The downgrade should come as no surprise. Sprint's business model has increasingly hinged more on survival than actual competition. With a share price near all-time lows and a balance sheet filled with nothing other than red arrows, the company's current condition is as displeasing as one could find in the market. The fact that it has reported losses for the last 13 quarters and is on tap to report a further 71% drop in earnings in 2012 isn't too appeasing either.
The Bernstein Research report also went into the company's rising debt maturities. Faced with $1.8 billion in debt maturities due by the end of next year and another $2.6 billion due by 2015, nothing short of a takeover may eliminate the likely bankruptcy filing that lies ahead.

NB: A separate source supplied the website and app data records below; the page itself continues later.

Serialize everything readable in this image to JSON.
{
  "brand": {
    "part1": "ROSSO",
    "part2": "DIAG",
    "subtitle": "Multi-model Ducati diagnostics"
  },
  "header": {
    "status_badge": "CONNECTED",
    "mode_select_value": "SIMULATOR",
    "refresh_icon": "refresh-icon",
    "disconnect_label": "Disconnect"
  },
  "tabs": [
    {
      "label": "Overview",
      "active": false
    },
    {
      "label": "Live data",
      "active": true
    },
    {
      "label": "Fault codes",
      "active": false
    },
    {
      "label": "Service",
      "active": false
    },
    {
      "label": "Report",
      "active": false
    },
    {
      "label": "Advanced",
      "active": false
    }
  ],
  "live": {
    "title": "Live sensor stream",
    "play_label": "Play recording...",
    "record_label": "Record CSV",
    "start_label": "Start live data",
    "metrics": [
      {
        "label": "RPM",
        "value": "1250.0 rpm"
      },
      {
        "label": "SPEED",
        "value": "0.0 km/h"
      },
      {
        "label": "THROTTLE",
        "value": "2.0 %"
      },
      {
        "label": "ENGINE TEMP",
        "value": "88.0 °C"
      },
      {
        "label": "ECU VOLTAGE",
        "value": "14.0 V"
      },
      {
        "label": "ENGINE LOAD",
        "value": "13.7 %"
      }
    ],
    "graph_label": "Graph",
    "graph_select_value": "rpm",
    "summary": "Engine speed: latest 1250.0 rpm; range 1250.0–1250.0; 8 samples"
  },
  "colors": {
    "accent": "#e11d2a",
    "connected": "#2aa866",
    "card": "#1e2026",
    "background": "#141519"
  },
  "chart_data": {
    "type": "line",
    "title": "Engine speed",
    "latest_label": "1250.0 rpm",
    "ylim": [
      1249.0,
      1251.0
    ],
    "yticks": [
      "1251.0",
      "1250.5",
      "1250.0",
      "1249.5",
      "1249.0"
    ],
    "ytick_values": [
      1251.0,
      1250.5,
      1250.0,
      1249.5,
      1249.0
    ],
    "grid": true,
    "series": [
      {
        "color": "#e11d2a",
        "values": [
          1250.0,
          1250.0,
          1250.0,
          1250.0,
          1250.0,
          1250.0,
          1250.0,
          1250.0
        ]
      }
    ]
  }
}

For obvious reasons, Bernstein Research didn't predict a Sprint bankruptcy filing. Like most other research firms, it has been hesitant to make such a bold projection and risk damaging its credibility if such a position were to be proved false. However, it did rate the company an "underperform" and lowered its price target to $1.75, or a 37% depreciation from the current levels.
Still, even though Bernstein may have left some hope for Sprint's future, no matter how slight that may be, below are three reasons why bankruptcy for Sprint is all but inevitable:

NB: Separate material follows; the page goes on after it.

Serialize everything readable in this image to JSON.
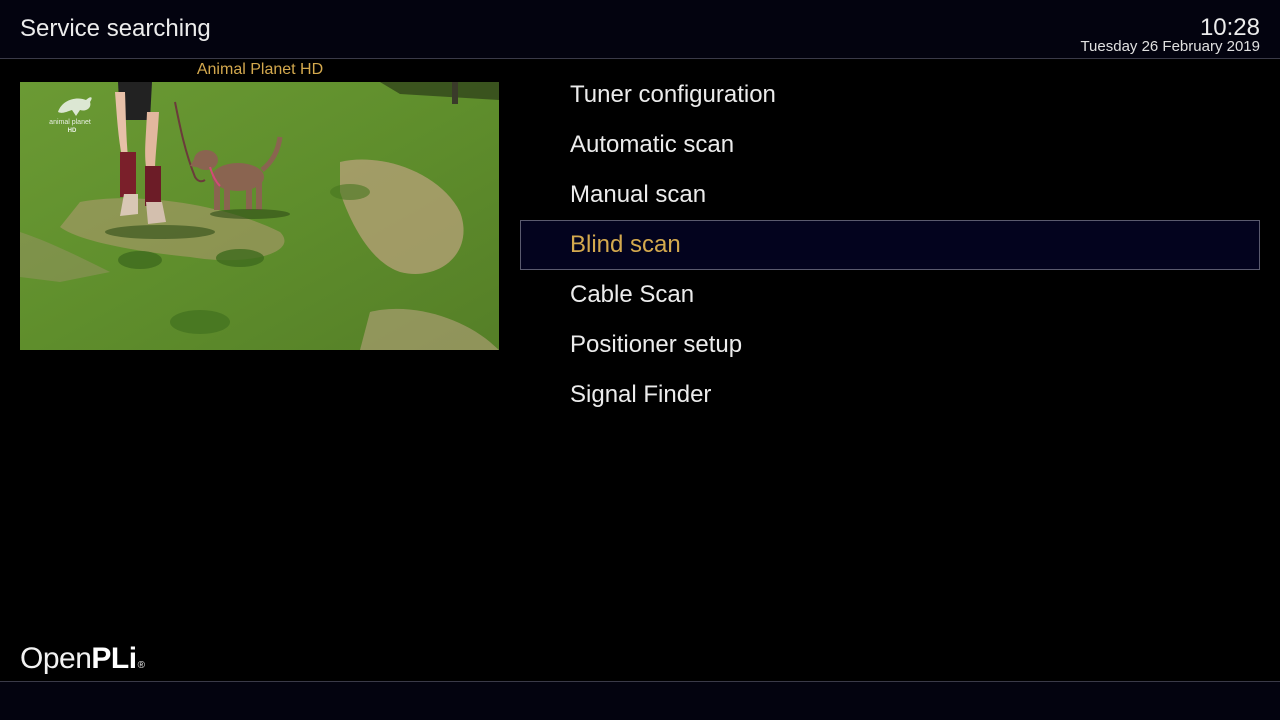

- Competition: When your own business model is failing, nothing is more devastating than to see others in your industry posting solid numbers. With Verizon's (VZ) earnings expected to appreciate 15% this year, and AT&T's (T) expected to rise 6%, it appears what few customers Sprint has left are already heading elsewhere.
- Debt: As if Sprint's own debt wasn't enough, Clearwire (CLWR), which is majority owned by Sprint, faces $3 billion in debt maturities coming due in 2015. With the $2.6 billion already owed by Sprint that year, this mountain of debt could come to destroy any chances Sprint has of recovering, that is if it is still in business in 2015.
- Poor Management: It's one thing to struggle with your own business, but to go out and take a majority stake in December in a company such as Clearwire, which has suffered astronomical losses for years, shows how desperate, and unwise Sprint's management team has become. Trying feverishly to save its own business, it has begun making moves that could only bankrupt the company faster.
With shares recently rebounding 23% from January lows, now would be a wise time to get out before Sprint reports first quarter earnings in just over a month; the company's earnings are projected to come in at a loss of $0.42.